Clark told a television station that there are approximately 500 drinkers that are owned by the Arizona Game and Fish Department and 1,500 that are owned by the US Forest Service that are being filled by volunteers who day in and day out, keep bringing water to thirsty wildlife in northern Arizona.

Volunteers know that the wildlife in our state are in desperate need of water as often times they see the wildlife standing at or near the drinkers as they arrive with life sustaining liquid.

Clark noted that elk drink an average of 6-8 gallons of water a day, and without the continued hauling of water around northern Arizona, the elk and other wildlife would be severely stressed.

It is not only conservation organizations that are involved in water hauling.

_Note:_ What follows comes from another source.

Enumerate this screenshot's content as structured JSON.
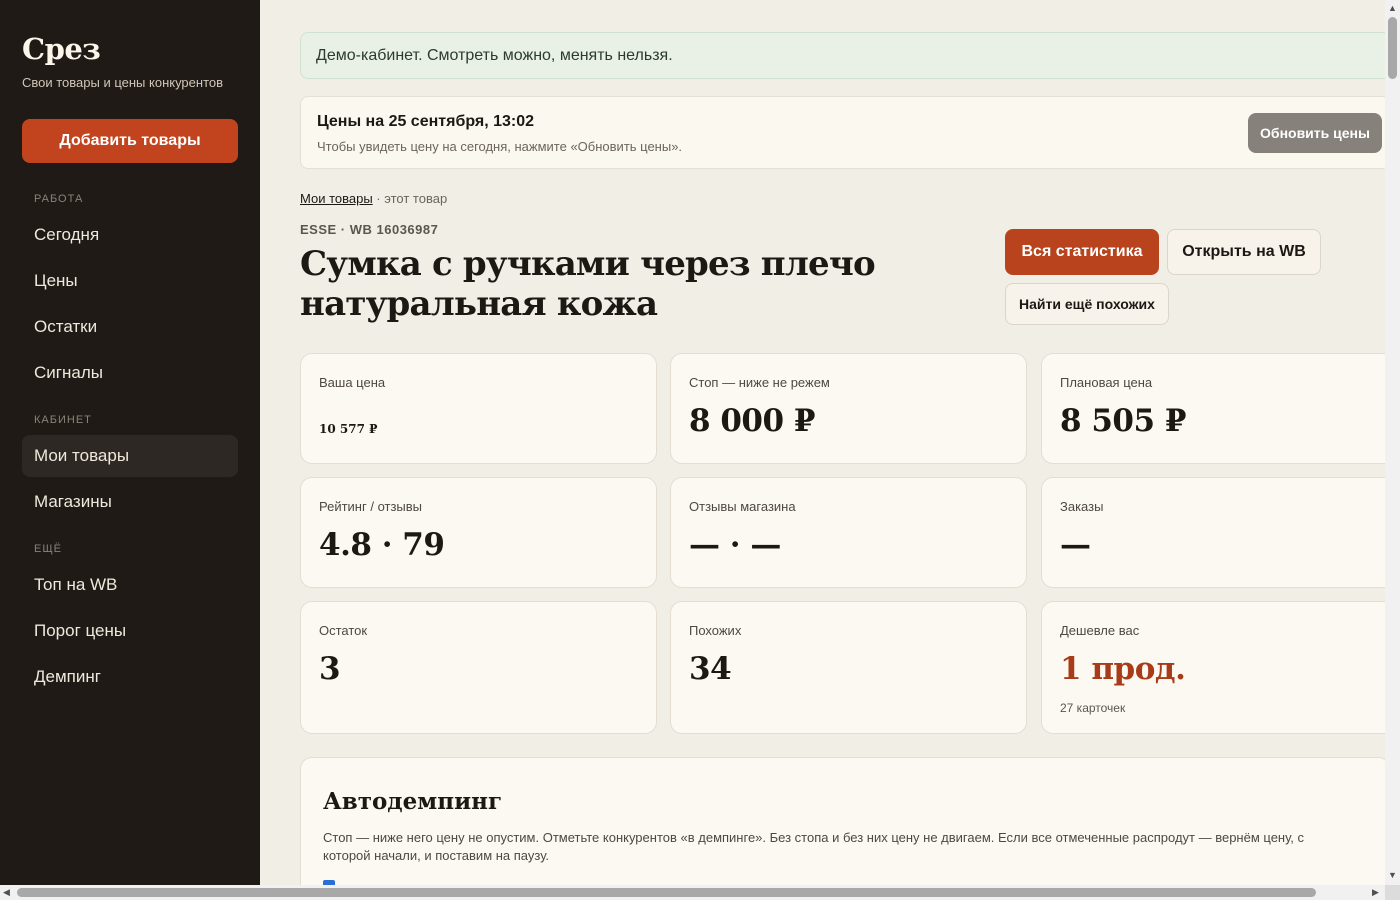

The Arizona Game and Fish Department has already hauled more than 600,000 gallons of water this year and they are anticipating that they will haul 1.5 million gallons by the end of the year.

The department has 3,000 wildlife drinkers statewide, and they have serviced over a thousand of them along with about a thousand BLM drinkers and the same number that belong to the US Forest Service. While most of the water has been delivered by truck, the department in some cases has flown in water by helicopter.

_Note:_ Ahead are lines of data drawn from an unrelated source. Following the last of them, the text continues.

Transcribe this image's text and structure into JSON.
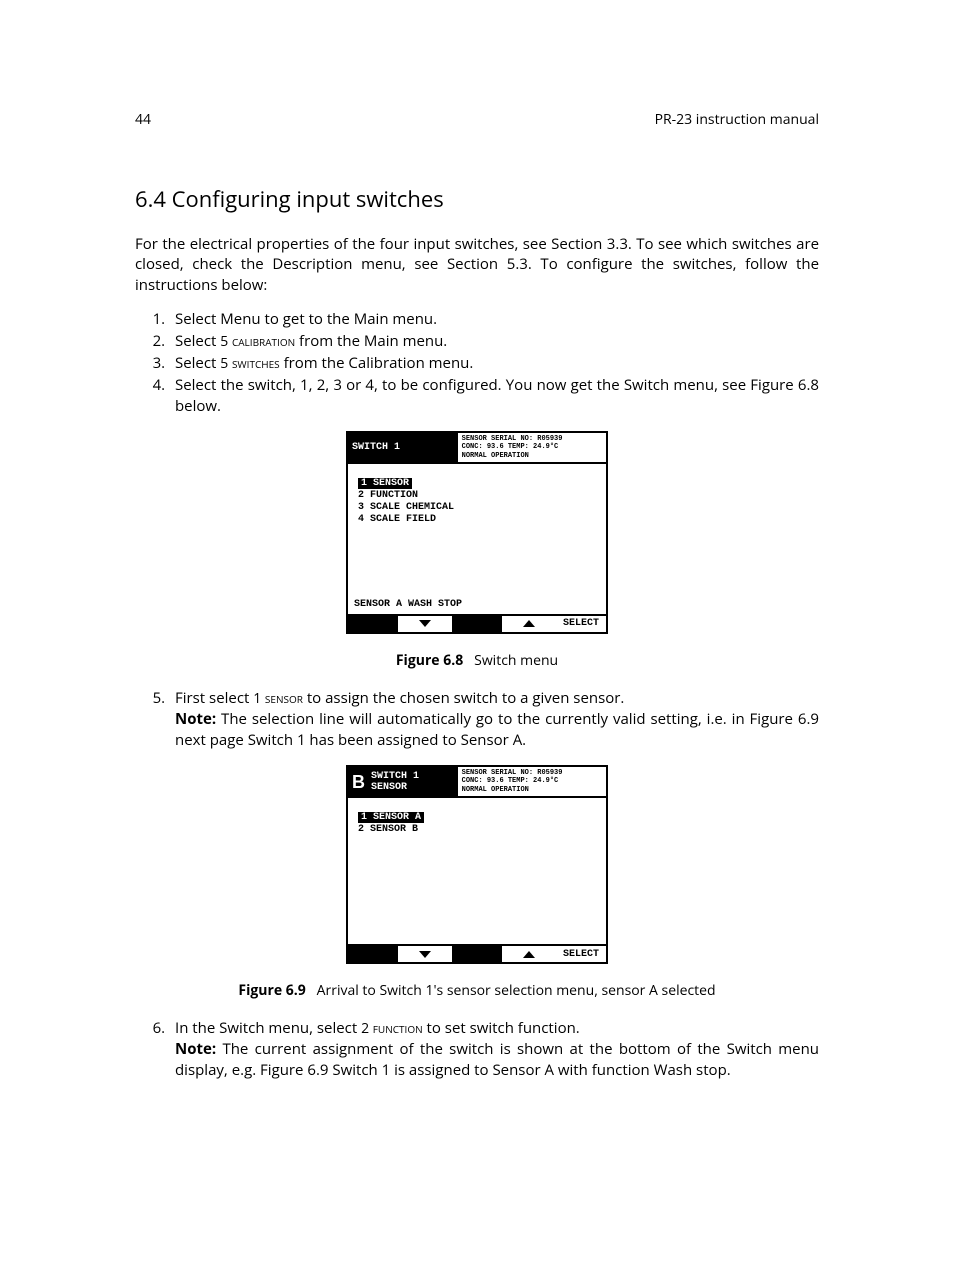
{
  "header": {
    "page_number": "44",
    "title": "PR-23 instruction manual"
  },
  "section": {
    "heading": "6.4  Configuring input switches",
    "intro": "For the electrical properties of the four input switches, see Section 3.3. To see which switches are closed, check the Description menu, see Section 5.3. To configure the switches, follow the instructions below:"
  },
  "steps_a": {
    "s1": "Select Menu to get to the Main menu.",
    "s2_a": "Select ",
    "s2_sc": "5 calibration",
    "s2_b": " from the Main menu.",
    "s3_a": "Select ",
    "s3_sc": "5 switches",
    "s3_b": " from the Calibration menu.",
    "s4": "Select the switch, 1, 2, 3 or 4, to be configured. You now get the Switch menu, see Figure 6.8 below."
  },
  "figure68": {
    "top_left": "SWITCH 1",
    "top_right": "SENSOR SERIAL NO: R05939\nCONC: 93.6     TEMP: 24.9°C\nNORMAL OPERATION",
    "menu": {
      "m1": "1 SENSOR",
      "m2": "2 FUNCTION",
      "m3": "3 SCALE CHEMICAL",
      "m4": "4 SCALE FIELD"
    },
    "status": "SENSOR A WASH STOP",
    "select": "SELECT",
    "caption_label": "Figure 6.8",
    "caption_text": "Switch menu"
  },
  "steps_b": {
    "s5_a": "First select ",
    "s5_sc": "1 sensor",
    "s5_b": " to assign the chosen switch to a given sensor.",
    "s5_note_label": "Note:",
    "s5_note": "  The selection line will automatically go to the currently valid setting, i.e. in Figure 6.9 next page Switch 1 has been assigned to Sensor A."
  },
  "figure69": {
    "top_left_b": "B",
    "top_left": "SWITCH 1\nSENSOR",
    "top_right": "SENSOR SERIAL NO: R05939\nCONC: 93.6     TEMP: 24.9°C\nNORMAL OPERATION",
    "menu": {
      "m1": "1 SENSOR A",
      "m2": "2 SENSOR B"
    },
    "select": "SELECT",
    "caption_label": "Figure 6.9",
    "caption_text": "Arrival to Switch 1's sensor selection menu, sensor A selected"
  },
  "steps_c": {
    "s6_a": "In the Switch menu, select ",
    "s6_sc": "2 function",
    "s6_b": " to set switch function.",
    "s6_note_label": "Note:",
    "s6_note": "  The current assignment of the switch is shown at the bottom of the Switch menu display, e.g. Figure 6.9 Switch 1 is assigned to Sensor A with function Wash stop."
  }
}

Hauling water is expensive, no matter how you do it. The department has a site to which sportsmen and others can donate to help defray the costs associated with this effort.

Go to www.azwildlifehero.com to make a donation to the department’s Water for Wildlife campaign.

Besides governmental and conservation groups, other Arizona sportsmen are also helping deliver water to wildlife.

Russ Jacoby is probably the most well-known bison or buffalo outfitter in Arizona. He operates a buffalo guide service on the North Kaibab and he, his guides and helpers are often hauling water for wildlife. Jacoby coordinates with the AZGFD and the US Forest Service in water hauling efforts on the north Kaibab. It’s not just buffalo that are drinking the thousands of gallons of water they are hauling.

The north Kaibab has the largest mule deer population in Arizona. Besides mule deer there are also turkeys, mountain lions, bobcats, coyotes and foxes along with squirrels and many varieties of birds and small mammals that depend on the water haulers. The drought has caused natural springs and seeps to go dry and stock ponds are shrinking or have completely dried up.

Now here is my rant and rave for this week.

In Arizona, as in the nation, sportsmen make up a minority of the population.

However it is the AZGFD, conservation groups and individuals that are keeping the state’s wildlife populations from crashing due to the lack of water.

Have you seen any of the so-called animal rights groups out there putting water out for wildlife?

No, and you won’t see or hear about them in these times of crisis for wildlife. All they want to do is sue, sue, sue.

I hope that the non-consumptive population remembers this the next time these groups try and stop hunting in our state.

In the meantime, you can volunteer to help the AES put water out there for wildlife or you can send them a check to help defray the costs associated with this water hauling effort.

Go to support@arizonaelksociety.org to find out how you can help out in this time of need.